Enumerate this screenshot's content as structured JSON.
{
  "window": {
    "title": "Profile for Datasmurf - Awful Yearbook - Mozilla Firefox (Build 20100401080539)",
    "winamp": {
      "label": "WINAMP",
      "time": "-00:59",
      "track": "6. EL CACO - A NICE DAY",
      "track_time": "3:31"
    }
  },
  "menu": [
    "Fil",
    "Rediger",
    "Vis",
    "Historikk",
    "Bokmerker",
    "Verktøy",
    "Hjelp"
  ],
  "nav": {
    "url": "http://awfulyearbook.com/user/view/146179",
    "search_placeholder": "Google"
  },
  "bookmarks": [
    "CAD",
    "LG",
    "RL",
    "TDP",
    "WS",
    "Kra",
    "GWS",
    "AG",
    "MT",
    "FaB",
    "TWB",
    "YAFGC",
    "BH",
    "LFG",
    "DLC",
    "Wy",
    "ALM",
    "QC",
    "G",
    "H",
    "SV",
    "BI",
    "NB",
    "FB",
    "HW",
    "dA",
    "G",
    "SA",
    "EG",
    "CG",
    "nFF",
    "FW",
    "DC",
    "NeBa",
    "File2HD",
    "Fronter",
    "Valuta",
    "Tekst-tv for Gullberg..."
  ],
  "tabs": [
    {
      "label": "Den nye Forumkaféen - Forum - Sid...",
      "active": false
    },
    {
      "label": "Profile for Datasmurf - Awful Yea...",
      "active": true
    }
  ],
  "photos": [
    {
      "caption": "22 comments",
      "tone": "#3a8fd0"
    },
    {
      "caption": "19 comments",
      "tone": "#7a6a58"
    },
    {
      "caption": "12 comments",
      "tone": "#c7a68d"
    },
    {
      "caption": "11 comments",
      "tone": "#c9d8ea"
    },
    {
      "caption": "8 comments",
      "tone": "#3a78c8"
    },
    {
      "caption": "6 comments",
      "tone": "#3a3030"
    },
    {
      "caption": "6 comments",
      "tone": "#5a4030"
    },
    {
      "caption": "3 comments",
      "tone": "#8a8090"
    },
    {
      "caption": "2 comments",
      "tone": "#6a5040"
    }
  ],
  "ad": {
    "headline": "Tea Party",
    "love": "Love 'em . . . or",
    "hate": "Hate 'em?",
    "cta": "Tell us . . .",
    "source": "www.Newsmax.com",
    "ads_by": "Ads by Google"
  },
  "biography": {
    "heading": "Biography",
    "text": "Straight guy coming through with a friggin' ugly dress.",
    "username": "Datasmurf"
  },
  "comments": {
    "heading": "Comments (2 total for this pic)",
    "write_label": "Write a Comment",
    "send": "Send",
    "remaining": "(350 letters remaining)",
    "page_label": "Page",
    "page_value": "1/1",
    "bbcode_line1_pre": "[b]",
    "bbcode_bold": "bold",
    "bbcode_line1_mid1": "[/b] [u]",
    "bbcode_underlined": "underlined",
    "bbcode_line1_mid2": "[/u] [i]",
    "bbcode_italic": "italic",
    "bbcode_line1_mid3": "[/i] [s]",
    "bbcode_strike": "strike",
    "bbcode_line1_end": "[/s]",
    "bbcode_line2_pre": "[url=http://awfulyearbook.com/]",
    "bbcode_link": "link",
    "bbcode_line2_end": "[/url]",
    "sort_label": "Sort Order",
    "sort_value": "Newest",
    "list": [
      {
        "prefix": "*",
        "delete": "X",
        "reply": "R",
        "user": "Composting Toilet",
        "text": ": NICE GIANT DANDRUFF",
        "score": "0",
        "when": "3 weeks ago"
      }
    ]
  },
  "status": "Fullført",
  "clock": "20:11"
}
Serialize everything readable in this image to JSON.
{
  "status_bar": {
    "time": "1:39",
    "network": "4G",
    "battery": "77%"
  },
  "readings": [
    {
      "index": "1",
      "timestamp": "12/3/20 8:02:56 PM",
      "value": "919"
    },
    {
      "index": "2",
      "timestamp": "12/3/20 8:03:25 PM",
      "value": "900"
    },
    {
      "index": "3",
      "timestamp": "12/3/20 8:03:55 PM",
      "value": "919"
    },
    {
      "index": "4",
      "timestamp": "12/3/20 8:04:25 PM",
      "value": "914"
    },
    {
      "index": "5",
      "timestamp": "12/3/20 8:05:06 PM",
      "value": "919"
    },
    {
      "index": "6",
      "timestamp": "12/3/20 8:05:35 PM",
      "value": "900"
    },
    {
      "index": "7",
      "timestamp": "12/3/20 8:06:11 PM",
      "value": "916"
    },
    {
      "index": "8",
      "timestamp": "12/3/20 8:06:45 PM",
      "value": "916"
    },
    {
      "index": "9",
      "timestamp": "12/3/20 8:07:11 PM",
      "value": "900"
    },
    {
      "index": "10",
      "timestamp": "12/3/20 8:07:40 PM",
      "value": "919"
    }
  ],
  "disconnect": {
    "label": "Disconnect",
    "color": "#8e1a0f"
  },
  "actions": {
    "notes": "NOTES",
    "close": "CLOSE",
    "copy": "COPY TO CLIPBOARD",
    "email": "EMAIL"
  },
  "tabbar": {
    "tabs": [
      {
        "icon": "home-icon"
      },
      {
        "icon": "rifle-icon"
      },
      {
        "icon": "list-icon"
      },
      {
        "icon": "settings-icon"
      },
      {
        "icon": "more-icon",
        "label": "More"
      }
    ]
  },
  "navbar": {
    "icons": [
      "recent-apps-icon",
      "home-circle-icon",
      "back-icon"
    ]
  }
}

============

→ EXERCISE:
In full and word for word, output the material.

→ TASK SOLUTION:
Enumerate this screenshot's content as structured JSON.
{
  "window": {
    "title": "Profile for Datasmurf - Awful Yearbook - Mozilla Firefox (Build 20100401080539)",
    "winamp": {
      "label": "WINAMP",
      "time": "-00:59",
      "track": "6. EL CACO - A NICE DAY",
      "track_time": "3:31"
    }
  },
  "menu": [
    "Fil",
    "Rediger",
    "Vis",
    "Historikk",
    "Bokmerker",
    "Verktøy",
    "Hjelp"
  ],
  "nav": {
    "url": "http://awfulyearbook.com/user/view/146179",
    "search_placeholder": "Google"
  },
  "bookmarks": [
    "CAD",
    "LG",
    "RL",
    "TDP",
    "WS",
    "Kra",
    "GWS",
    "AG",
    "MT",
    "FaB",
    "TWB",
    "YAFGC",
    "BH",
    "LFG",
    "DLC",
    "Wy",
    "ALM",
    "QC",
    "G",
    "H",
    "SV",
    "BI",
    "NB",
    "FB",
    "HW",
    "dA",
    "G",
    "SA",
    "EG",
    "CG",
    "nFF",
    "FW",
    "DC",
    "NeBa",
    "File2HD",
    "Fronter",
    "Valuta",
    "Tekst-tv for Gullberg..."
  ],
  "tabs": [
    {
      "label": "Den nye Forumkaféen - Forum - Sid...",
      "active": false
    },
    {
      "label": "Profile for Datasmurf - Awful Yea...",
      "active": true
    }
  ],
  "photos": [
    {
      "caption": "22 comments",
      "tone": "#3a8fd0"
    },
    {
      "caption": "19 comments",
      "tone": "#7a6a58"
    },
    {
      "caption": "12 comments",
      "tone": "#c7a68d"
    },
    {
      "caption": "11 comments",
      "tone": "#c9d8ea"
    },
    {
      "caption": "8 comments",
      "tone": "#3a78c8"
    },
    {
      "caption": "6 comments",
      "tone": "#3a3030"
    },
    {
      "caption": "6 comments",
      "tone": "#5a4030"
    },
    {
      "caption": "3 comments",
      "tone": "#8a8090"
    },
    {
      "caption": "2 comments",
      "tone": "#6a5040"
    }
  ],
  "ad": {
    "headline": "Tea Party",
    "love": "Love 'em . . . or",
    "hate": "Hate 'em?",
    "cta": "Tell us . . .",
    "source": "www.Newsmax.com",
    "ads_by": "Ads by Google"
  },
  "biography": {
    "heading": "Biography",
    "text": "Straight guy coming through with a friggin' ugly dress.",
    "username": "Datasmurf"
  },
  "comments": {
    "heading": "Comments (2 total for this pic)",
    "write_label": "Write a Comment",
    "send": "Send",
    "remaining": "(350 letters remaining)",
    "page_label": "Page",
    "page_value": "1/1",
    "bbcode_line1_pre": "[b]",
    "bbcode_bold": "bold",
    "bbcode_line1_mid1": "[/b] [u]",
    "bbcode_underlined": "underlined",
    "bbcode_line1_mid2": "[/u] [i]",
    "bbcode_italic": "italic",
    "bbcode_line1_mid3": "[/i] [s]",
    "bbcode_strike": "strike",
    "bbcode_line1_end": "[/s]",
    "bbcode_line2_pre": "[url=http://awfulyearbook.com/]",
    "bbcode_link": "link",
    "bbcode_line2_end": "[/url]",
    "sort_label": "Sort Order",
    "sort_value": "Newest",
    "list": [
      {
        "prefix": "*",
        "delete": "X",
        "reply": "R",
        "user": "Composting Toilet",
        "text": ": NICE GIANT DANDRUFF",
        "score": "0",
        "when": "3 weeks ago"
      }
    ]
  },
  "status": "Fullført",
  "clock": "20:11"
}
Serialize everything readable in this image to JSON.
{
  "status_bar": {
    "time": "1:39",
    "network": "4G",
    "battery": "77%"
  },
  "readings": [
    {
      "index": "1",
      "timestamp": "12/3/20 8:02:56 PM",
      "value": "919"
    },
    {
      "index": "2",
      "timestamp": "12/3/20 8:03:25 PM",
      "value": "900"
    },
    {
      "index": "3",
      "timestamp": "12/3/20 8:03:55 PM",
      "value": "919"
    },
    {
      "index": "4",
      "timestamp": "12/3/20 8:04:25 PM",
      "value": "914"
    },
    {
      "index": "5",
      "timestamp": "12/3/20 8:05:06 PM",
      "value": "919"
    },
    {
      "index": "6",
      "timestamp": "12/3/20 8:05:35 PM",
      "value": "900"
    },
    {
      "index": "7",
      "timestamp": "12/3/20 8:06:11 PM",
      "value": "916"
    },
    {
      "index": "8",
      "timestamp": "12/3/20 8:06:45 PM",
      "value": "916"
    },
    {
      "index": "9",
      "timestamp": "12/3/20 8:07:11 PM",
      "value": "900"
    },
    {
      "index": "10",
      "timestamp": "12/3/20 8:07:40 PM",
      "value": "919"
    }
  ],
  "disconnect": {
    "label": "Disconnect",
    "color": "#8e1a0f"
  },
  "actions": {
    "notes": "NOTES",
    "close": "CLOSE",
    "copy": "COPY TO CLIPBOARD",
    "email": "EMAIL"
  },
  "tabbar": {
    "tabs": [
      {
        "icon": "home-icon"
      },
      {
        "icon": "rifle-icon"
      },
      {
        "icon": "list-icon"
      },
      {
        "icon": "settings-icon"
      },
      {
        "icon": "more-icon",
        "label": "More"
      }
    ]
  },
  "navbar": {
    "icons": [
      "recent-apps-icon",
      "home-circle-icon",
      "back-icon"
    ]
  }
}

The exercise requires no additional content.